‘Stacking money on the teller home windows’
During the Saving & Loan disaster, there was, after all, a “loss of confidence” that led to a “panic” amongst depositors, however it unfold over the course of weeks, not hours. That helped regulators and government staff quell fears and actively work to cease runs, Vartanian recalled.
“When we were closing saving and loan banks, to stop runs, we used to have banks stacking cash on the teller windows, so people could see it, to deal with the psychological factor of it,” Vartanian said. “What would often happen is people would see that, and they’d still get in line and take out the money, but they put it right back. It was the fact of getting it that calmed them down.”
Such palliative motion not appears possible contemplating “information is now so immediate, disinformation, too, can be transmitted instantaneously,” Vartanian added.
The irony is that the very buyers and founders who have been most uncovered to SVB have been those who shortly stirred up the panic that led to the failure.
“Our industry has shot itself in the foot,” said Mark Suster, a enterprise capitalist who’s call for calm on Thursday went largely unheeded.
Siqui Chen, founder and CEO of Runway, a monetary software program startup, deleted a few of his tweets about SVB, admitting on Monday that “fanning the flames of a bank run is a bad look for everybody and I don’t want to be a contributor.”
A bit late.
Grant Brooke is one other founder who deleted Thursday tweets about SVB, though he has not explained why. One deleted tweet reads, “At this point SVB has hours to arrange an acquisition – as a founder it’s your duty to your employees and investors to limit your exposure.” Another deleted tweet says, “As one of probably the few founders to go through a modern bank run, get your money out now. They have to say that everything is ok. If you don’t have another bank account as your investor to warehouse money in their non-SVB accounts.”
Some tech sorts who banked with SVB have even deleted tweets they put out in help of the financial institution. Jason Lemkin, a VC and advisor, tweeted Thursday “keeping our $13m at SVB. That’s all.” The following day the post was deleted and he said in response to CNBC anchor Stephanie Rhule, who noted the deletion: “I was very wrong.”
‘MONDAY, BLOODY MONDAY’

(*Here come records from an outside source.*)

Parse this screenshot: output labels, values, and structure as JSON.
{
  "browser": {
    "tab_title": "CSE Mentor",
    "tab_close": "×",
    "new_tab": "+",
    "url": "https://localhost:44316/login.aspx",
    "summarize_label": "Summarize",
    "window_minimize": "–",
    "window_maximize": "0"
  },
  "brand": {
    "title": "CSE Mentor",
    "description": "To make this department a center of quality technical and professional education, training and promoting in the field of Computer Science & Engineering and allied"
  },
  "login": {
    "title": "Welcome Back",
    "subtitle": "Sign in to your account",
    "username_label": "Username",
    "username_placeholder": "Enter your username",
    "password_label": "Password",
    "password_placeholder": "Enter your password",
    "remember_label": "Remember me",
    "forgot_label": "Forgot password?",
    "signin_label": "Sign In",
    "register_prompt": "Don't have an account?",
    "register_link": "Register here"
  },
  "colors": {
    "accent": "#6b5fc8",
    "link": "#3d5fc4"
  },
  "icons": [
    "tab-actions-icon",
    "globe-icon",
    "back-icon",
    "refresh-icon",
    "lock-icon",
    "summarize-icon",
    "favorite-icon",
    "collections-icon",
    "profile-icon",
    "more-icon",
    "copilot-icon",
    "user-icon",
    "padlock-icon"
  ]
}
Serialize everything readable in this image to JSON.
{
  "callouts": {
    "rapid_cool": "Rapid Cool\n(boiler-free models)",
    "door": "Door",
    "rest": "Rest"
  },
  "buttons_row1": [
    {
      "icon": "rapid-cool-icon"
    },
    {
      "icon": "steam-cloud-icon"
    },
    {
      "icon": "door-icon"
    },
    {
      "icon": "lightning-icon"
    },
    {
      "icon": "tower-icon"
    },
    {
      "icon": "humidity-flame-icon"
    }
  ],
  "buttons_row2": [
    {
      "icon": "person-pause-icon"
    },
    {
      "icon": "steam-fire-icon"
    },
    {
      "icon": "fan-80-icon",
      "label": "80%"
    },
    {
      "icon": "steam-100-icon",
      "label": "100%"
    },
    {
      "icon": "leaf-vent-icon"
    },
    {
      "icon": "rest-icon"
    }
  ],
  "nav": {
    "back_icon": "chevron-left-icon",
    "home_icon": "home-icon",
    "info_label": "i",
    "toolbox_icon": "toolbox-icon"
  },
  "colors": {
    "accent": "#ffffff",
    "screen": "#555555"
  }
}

Meanwhile, Jason Calcanis and David Sacks, tech founders turned buyers, have been tweeting about little however SVB since Thursday. By Friday, Calcanis called the situation “DEFCON 1” and that the financial institution wanted to be bailed out.
“ON MONDAY 100,000 AMERICANS WILL BE LINED UP AT THEIR REGIONAL BANK DEMANDING THEIR MONEY – MOST WILL NOT GET IT,” he wrote, calling March 13 “MONDAY, BLOODY MONDAY.”
When Vivek Ramaswamy, an entrepreneur and conservative activist, noted on Sunday that VCs and a few founders appeared to be “going out of their way to push a narrative there will be a bank run on Monday,” he drew an indignant response from Sacks.
“Faux populist psychopath simultaneously opposes responsible measures to prevent a banking crisis while pre-announcing that he plans to blame the ensuing chaos on those of us who tried to avoid it. Keep this guy as far away from the Oval Office as possible,” Sacks wrote.
Rewriting the panic
That tweet is one other to have since been deleted. However, the try and rewrite the panic of the last 4 days continues.
Chen, the founder who deleted earlier tweets about SVB, took to Twitter once more Monday to say that the histrionics of Calcanis and Sacks truly served to “prevent a massive bank run knowing they would get skewered for it.”
Matt Ocko, a co-founder of DCVC, agreed that “without the publicity & sense of urgency” created on and thru social media, “the powers that be may very well have stayed asleep and f’ed the country.”
How one other financial institution will keep away from assembly the same destiny at SVB is unclear. One founder’s recommendation is for banks to take social media more severely, saying “The same types of tactics that can manipulate an election can be used to undermine the strength of a bank.”
SVB for its half has deleted its Twitter account fully.